How The Shutdown Is Affecting College Application SeasonPosted: October 7, 2013 | |
October has never been kind to those applying to college – or students in college and recent grads of college, for that matter. For the applicants, October is the frenzied time that essay-writing, SAT-taking and financial-aid-number-crunching reach peak volume; for the students, it’s midterm season; for the recent grads, it’s just about time to start repaying any student loans. This October, the government has added an additional layer of chaos: it went and shut itself down, leaving 800,000 federal workers furloughed and dozens of federal websites and resources unreachable. Meanwhile, the first round of Early Decision applications is due on November 1.
Cue the panic in 3, 2…
“The anxiety meter for this time of year isn’t showing any difference from levels in non-shutdown years,” said Kal Chany, author of the Princeton Review’s Paying for College Without Going Broke. “If you’ve been in a media blackout for the past week and haven’t realized the government went into shutdown, you probably wouldn’t’ notice any difference if you went online to apply to aid, to submit a payment, etc.”
It’s a bit shocking, but true: numerous sources confirmed that while the Department of Education’s College Navigator tool is down, parents and students are staying level-headed. Or at least, as level-headed as they normally are this time of year.
“You can just see it in the parents’ eyes – now it hits,” Chany said, noting that what’s hitting is more the enormity of applying to and paying for college, and less the fact that the government isn’t functioning at the moment. This is in large part because the most important application tools and resources – like the Common App, CollegeBoard (which administers the SAT) and the Federal Application For Student Aid (FAFSA) – are up and running as normal.

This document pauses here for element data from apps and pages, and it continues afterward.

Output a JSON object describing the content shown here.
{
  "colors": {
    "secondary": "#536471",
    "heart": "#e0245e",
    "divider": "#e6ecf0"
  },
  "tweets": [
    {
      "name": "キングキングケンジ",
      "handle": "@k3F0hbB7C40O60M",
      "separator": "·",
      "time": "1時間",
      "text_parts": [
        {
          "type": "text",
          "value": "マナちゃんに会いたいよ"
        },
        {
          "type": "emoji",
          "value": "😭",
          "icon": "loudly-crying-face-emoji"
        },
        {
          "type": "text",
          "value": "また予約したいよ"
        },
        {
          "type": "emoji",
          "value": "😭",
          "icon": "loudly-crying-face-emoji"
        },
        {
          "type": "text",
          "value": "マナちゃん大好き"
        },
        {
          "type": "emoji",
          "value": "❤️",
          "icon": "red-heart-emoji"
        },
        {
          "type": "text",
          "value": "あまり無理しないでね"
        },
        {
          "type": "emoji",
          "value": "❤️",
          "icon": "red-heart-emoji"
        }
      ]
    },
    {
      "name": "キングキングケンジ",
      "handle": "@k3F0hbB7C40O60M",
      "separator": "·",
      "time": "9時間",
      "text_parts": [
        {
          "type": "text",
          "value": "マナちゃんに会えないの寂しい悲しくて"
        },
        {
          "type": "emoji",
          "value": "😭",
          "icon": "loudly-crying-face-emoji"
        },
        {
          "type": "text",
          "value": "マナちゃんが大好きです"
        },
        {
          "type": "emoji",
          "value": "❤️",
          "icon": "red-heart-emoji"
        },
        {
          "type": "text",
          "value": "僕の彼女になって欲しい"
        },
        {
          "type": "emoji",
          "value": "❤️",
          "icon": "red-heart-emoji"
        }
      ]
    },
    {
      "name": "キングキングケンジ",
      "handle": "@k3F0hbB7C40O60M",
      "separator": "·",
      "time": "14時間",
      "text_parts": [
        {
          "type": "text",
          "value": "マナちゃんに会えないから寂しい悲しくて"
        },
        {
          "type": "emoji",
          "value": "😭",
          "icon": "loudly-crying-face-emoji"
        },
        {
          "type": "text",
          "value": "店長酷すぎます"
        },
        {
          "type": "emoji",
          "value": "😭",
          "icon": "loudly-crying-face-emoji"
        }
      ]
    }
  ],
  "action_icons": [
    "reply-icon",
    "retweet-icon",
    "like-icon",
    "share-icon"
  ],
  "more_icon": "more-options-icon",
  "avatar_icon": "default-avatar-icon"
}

“I can confirm that there’s very little impact to students, parents or borrowers who are aid recipients or researching options about becoming one,” said Chris Greene, a Department of Education spokesperson, emphatically adding that students currently in school and depending on a loan disbursement will get their money.
“From an application point of view, we don’t rely on the feds for anything and we’re humming along,” said Rob Killion, executive director of the Common App.
“Based on current information, we do not anticipate that the government shutdown will affect the national SAT exam administration this Saturday, October 5, 2013,” said CollegeBoard in a statement, surely crushing the hearts of high school juniors and seniors across the country.
You heard them: the FAFSA is up and running. The Common App is fine. The SATs are going forward as scheduled. Even borrowers who owe payments aren’t getting a break.
“Of high priority is the servicing of students loans and collection of defaulted loans,” said Mark Kantrowitz, a student aid expert and senior vice president and publisher at Edvisors.com. “Loans will still get collected.”
If there are any disruptions to normal college and college aid proceedings, experts say it will come if the shutdown lingers for a long while, or if the government fails to raise the debt ceiling. And even then, it’s the colleges that would feel the brunt of financial sting, not parents or students.
“It’s not that the students wouldn’t get the money, it’s that the flow of the money from the Department of Education to colleges would be affected. Colleges would then have to float the department a no interest loan,” Kantrowitz said. He noted that in the event the shutdown drags on for months and months, students who depend on aid amounts that cover more than tuition and use the excess federal aid to pay for books and other expenses won’t see that excess amount.
“Typically if you receive a Pell grant and other aid that exceeds [the school’s] fees, the rest is refunded to you to pay for other expenses. If the college doesn’t receive government funding, they’ll float a check for tuition, but they’re not required to make a disbursement until they receive the funds,” Kantrowitz said.
Unfortunately, this isn’t to say that everyone is completely unaffected in the short term. In fact, the group that needs the most support is getting the shortest end of the shutdown stick: Because the government is not running, Tuition Assistance for active military members is not available. For schools like American Military University, this spells trouble.
“Things have been quite confusing and hectic,” said Jim Sweizer, vice president for Military Relations at AMU. “All of the schools that serve the military are in limbo waiting for the government to pass a budget. At some schools that have had class start dates already, soldiers were forced to drop classes because government is dropping students from the GoArmy system.” Sweizer noted that other active service members who have Tuition Assistance forms pending don’t yet know what will happen to those forms. And without Tuition Assistance, active military members can’t pay for class, unless they want to pay out of their own pocket.
However, Sweizer is clinging to a shred of hope that the shutdown will end on Monday at midnight.
“Soldiers won’t be dropped [from classes] until midnight Monday. If something is passed over the weekend, they should be okay at our school,” he said. “There’s still hope for us or any school that has a course that started Monday and beyond.”